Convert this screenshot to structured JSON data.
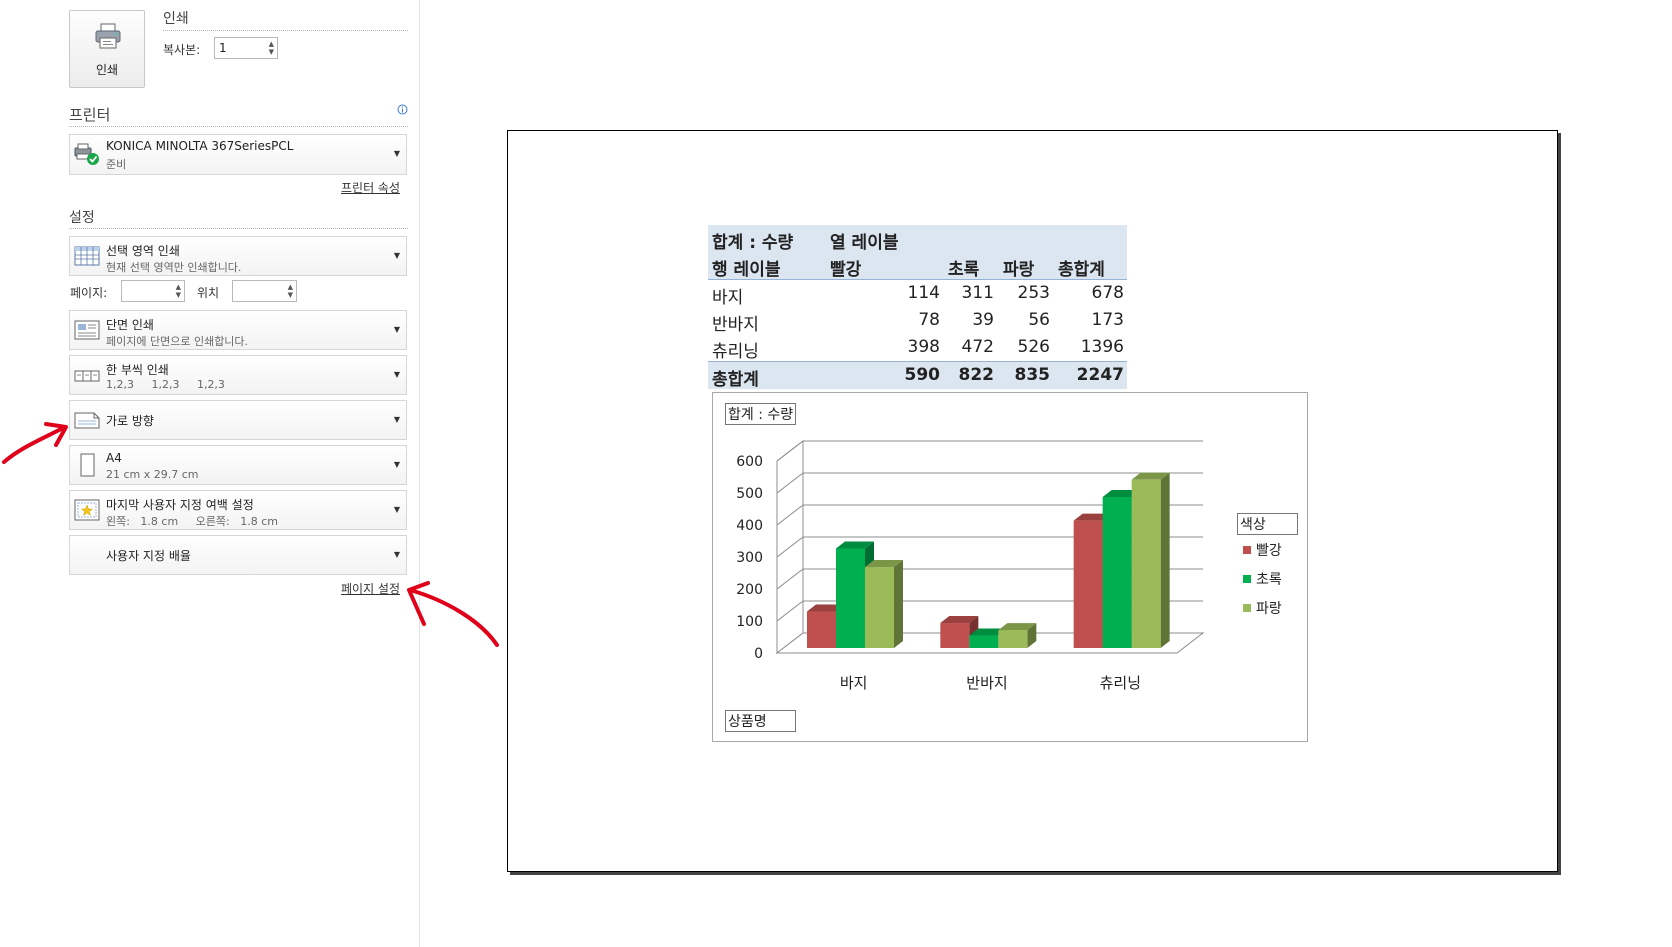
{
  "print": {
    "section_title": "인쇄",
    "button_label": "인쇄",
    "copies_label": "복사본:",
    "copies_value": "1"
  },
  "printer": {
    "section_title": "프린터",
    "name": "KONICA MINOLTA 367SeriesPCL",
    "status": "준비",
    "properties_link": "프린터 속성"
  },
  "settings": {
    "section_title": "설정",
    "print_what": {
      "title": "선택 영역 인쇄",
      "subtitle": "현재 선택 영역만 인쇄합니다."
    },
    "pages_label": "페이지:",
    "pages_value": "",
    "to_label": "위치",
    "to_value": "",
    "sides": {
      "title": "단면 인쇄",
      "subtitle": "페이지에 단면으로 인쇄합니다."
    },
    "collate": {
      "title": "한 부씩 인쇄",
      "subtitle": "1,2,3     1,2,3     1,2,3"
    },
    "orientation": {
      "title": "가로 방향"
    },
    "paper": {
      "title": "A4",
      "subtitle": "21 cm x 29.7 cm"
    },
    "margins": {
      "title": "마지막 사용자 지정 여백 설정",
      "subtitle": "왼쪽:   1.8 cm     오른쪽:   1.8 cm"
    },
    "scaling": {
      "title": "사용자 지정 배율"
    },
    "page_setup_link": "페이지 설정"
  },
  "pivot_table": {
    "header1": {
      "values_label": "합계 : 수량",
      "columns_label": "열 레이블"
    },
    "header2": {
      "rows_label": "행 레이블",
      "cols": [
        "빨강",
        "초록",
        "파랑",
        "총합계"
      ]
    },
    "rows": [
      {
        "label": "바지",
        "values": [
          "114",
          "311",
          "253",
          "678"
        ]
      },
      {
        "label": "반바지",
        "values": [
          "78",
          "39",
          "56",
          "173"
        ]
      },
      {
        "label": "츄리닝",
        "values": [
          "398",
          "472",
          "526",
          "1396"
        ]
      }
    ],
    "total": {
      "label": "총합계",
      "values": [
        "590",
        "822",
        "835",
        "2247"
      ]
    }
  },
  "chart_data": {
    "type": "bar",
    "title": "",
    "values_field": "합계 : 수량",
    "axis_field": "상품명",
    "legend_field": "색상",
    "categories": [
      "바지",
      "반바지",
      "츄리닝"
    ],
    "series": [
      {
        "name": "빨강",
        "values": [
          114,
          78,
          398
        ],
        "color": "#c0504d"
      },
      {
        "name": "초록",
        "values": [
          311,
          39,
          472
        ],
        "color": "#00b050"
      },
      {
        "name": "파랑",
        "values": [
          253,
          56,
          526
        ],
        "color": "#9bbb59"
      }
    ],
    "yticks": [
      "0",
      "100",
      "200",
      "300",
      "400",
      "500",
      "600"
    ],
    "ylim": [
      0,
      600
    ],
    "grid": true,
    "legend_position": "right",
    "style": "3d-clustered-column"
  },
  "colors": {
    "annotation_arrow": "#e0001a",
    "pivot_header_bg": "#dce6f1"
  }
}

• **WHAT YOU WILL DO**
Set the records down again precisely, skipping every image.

• **PROBLEM SOLUTION**
Convert this screenshot to structured JSON data.
{
  "print": {
    "section_title": "인쇄",
    "button_label": "인쇄",
    "copies_label": "복사본:",
    "copies_value": "1"
  },
  "printer": {
    "section_title": "프린터",
    "name": "KONICA MINOLTA 367SeriesPCL",
    "status": "준비",
    "properties_link": "프린터 속성"
  },
  "settings": {
    "section_title": "설정",
    "print_what": {
      "title": "선택 영역 인쇄",
      "subtitle": "현재 선택 영역만 인쇄합니다."
    },
    "pages_label": "페이지:",
    "pages_value": "",
    "to_label": "위치",
    "to_value": "",
    "sides": {
      "title": "단면 인쇄",
      "subtitle": "페이지에 단면으로 인쇄합니다."
    },
    "collate": {
      "title": "한 부씩 인쇄",
      "subtitle": "1,2,3     1,2,3     1,2,3"
    },
    "orientation": {
      "title": "가로 방향"
    },
    "paper": {
      "title": "A4",
      "subtitle": "21 cm x 29.7 cm"
    },
    "margins": {
      "title": "마지막 사용자 지정 여백 설정",
      "subtitle": "왼쪽:   1.8 cm     오른쪽:   1.8 cm"
    },
    "scaling": {
      "title": "사용자 지정 배율"
    },
    "page_setup_link": "페이지 설정"
  },
  "pivot_table": {
    "header1": {
      "values_label": "합계 : 수량",
      "columns_label": "열 레이블"
    },
    "header2": {
      "rows_label": "행 레이블",
      "cols": [
        "빨강",
        "초록",
        "파랑",
        "총합계"
      ]
    },
    "rows": [
      {
        "label": "바지",
        "values": [
          "114",
          "311",
          "253",
          "678"
        ]
      },
      {
        "label": "반바지",
        "values": [
          "78",
          "39",
          "56",
          "173"
        ]
      },
      {
        "label": "츄리닝",
        "values": [
          "398",
          "472",
          "526",
          "1396"
        ]
      }
    ],
    "total": {
      "label": "총합계",
      "values": [
        "590",
        "822",
        "835",
        "2247"
      ]
    }
  },
  "chart_data": {
    "type": "bar",
    "title": "",
    "values_field": "합계 : 수량",
    "axis_field": "상품명",
    "legend_field": "색상",
    "categories": [
      "바지",
      "반바지",
      "츄리닝"
    ],
    "series": [
      {
        "name": "빨강",
        "values": [
          114,
          78,
          398
        ],
        "color": "#c0504d"
      },
      {
        "name": "초록",
        "values": [
          311,
          39,
          472
        ],
        "color": "#00b050"
      },
      {
        "name": "파랑",
        "values": [
          253,
          56,
          526
        ],
        "color": "#9bbb59"
      }
    ],
    "yticks": [
      "0",
      "100",
      "200",
      "300",
      "400",
      "500",
      "600"
    ],
    "ylim": [
      0,
      600
    ],
    "grid": true,
    "legend_position": "right",
    "style": "3d-clustered-column"
  },
  "colors": {
    "annotation_arrow": "#e0001a",
    "pivot_header_bg": "#dce6f1"
  }
}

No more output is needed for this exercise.